Russia’s difficult terrain adds to these challenges; the frequent steep gradients provide major difficulties for heavy trains.
In 2006, under commission by national railway operator Russian Railways, Ural Locomotives began manufacturing the 2ES6, called “the Sinara,” a powerful and reliable locomotive that was capable of hauling loads of more than 8,000 tons. Previously, the company had worked on the modernization of earlier generations of locomotives manufactured in the 1970s and 1980s (the VL-11 series).
The new locomotive has brought enormous savings, thanks to its low maintenance requirements.
Denis Konteyev, Chief Locomotive Production Engineer at Ural Locomotives
The 2ES6 locomotive is made almost entirely of Russian parts, including G class tapered roller bearing units (TBUs) from the SKF factory in the Russian city of Tver. The Ural Locomotives factory, located not far from Yekaterinburg, has reached a major production landmark – the completion of its 600th locomotive in this class.
“The locomotive has brought enormous savings, thanks to its low maintenance requirements,” says Denis Konteyev, chief locomotive production engineer at Ural Locomotives. “With the preceding generation of locomotives, after 185,000 miles the axlebox bearings would have to go through a major overhaul, with the addition of lubricant, or they would simply have to be replaced. With this locomotive, however, that milage has been significantly extended, despite the difficult climatic conditions and the great load of the cargoes.”
Locomotive axleboxes are fitted with SKF tapered roller bearing units.
In 2010, Ural Locomotives began the production of an even more powerful electric locomotive, the 2ES10, capable of hauling loads of more than 9,000 tons. The new locomotive, equipped with asynchronous traction motors manufactured at the Siemens Elektroprivod factory in St. Petersburg, is fitted with SKF TBUs and has a new on-board diagnostics system that reports, via a dedicated radio channel, on 600 different parameters to the servers in the transportation and repairs department.
The system continually informs the engine driver of any issues arising, and the driver can immediately decide on actions that need to be taken, ensuring a higher level of safety.
Transportation efficiency continues to be an important factor. In the past, when working on steep slopes, Russian Railways crews would have to divide up the trains or double up the locomotives. Now, through the use of a booster section developed by the Ural Locomotives factory in 2013, the power of the locomotive can be increased to 13,200 kW (17,700 hp). This extra power is particularly advantageous in the arduous terrain of the central and southern Urals and western Siberia.
Securing the bolts of the bearing end cap.
The 2ES10 electric locomotive, in its trisectional variant, can haul trains with a load of more than 9,000 tons. without being divided up when the gradient radically changes. This means that the time to delivery and the costs of transportation are significantly reduced.

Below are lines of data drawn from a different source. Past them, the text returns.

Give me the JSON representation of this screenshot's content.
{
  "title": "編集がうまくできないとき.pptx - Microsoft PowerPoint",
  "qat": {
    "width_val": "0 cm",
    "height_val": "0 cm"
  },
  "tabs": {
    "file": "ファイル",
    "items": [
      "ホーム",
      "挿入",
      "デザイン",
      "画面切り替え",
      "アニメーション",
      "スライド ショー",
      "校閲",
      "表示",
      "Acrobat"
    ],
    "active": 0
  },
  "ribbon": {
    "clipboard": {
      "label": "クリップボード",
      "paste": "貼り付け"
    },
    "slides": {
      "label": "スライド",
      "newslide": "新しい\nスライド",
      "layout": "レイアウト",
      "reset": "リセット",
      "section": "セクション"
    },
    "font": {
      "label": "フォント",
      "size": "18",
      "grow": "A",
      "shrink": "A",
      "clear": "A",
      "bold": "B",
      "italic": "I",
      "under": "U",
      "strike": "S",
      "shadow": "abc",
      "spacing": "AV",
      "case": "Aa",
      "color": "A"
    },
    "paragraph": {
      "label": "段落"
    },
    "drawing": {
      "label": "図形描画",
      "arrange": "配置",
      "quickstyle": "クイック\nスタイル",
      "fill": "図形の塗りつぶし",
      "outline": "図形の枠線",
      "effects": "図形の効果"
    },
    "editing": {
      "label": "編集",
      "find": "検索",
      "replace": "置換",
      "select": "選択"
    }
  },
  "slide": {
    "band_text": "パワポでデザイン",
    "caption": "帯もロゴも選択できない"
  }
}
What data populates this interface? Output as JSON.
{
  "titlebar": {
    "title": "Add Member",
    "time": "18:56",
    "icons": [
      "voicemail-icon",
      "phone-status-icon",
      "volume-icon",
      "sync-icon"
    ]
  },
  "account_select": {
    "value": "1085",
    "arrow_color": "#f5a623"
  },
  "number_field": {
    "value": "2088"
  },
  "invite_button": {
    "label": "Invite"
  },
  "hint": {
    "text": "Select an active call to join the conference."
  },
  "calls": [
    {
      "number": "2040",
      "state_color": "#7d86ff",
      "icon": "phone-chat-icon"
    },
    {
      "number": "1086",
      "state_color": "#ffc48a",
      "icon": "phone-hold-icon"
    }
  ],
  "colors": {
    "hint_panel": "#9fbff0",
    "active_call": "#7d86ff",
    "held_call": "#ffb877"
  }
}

It’s not all about the power to haul heavy loads, however. It’s about speed as well. The Ural Locomotives factory is now successfully implementing a contract with Russian Railways that shifts production of the Lastochka electric higher-speed (100 mph) passenger train from Germany to Russia.
Wheel axles awaiting assembly.
In 2013, Ural Locomotives opened a new, dedicated production facility, and in May 2014 the first Lastochka trains rolled off the production line. In keeping with a program to use components made in Russia, there are also plans to start fitting SKF axlebox bearings, produced at the SKF factory in Tver, on the Lastochka trains.
The Lastochka is continuing to expand the geography of its routes – on October 1, 2015, the higher-speed trains began operation in two additional areas of the Russian Railways network, the Oktyabrskaya and the Sverdlovsk regions. This in turn has meant a step-up of production at Ural Locomotives; 24 electric higher-speed trains were produced in 2015, and the company has plans to produce a further 30 in 2016.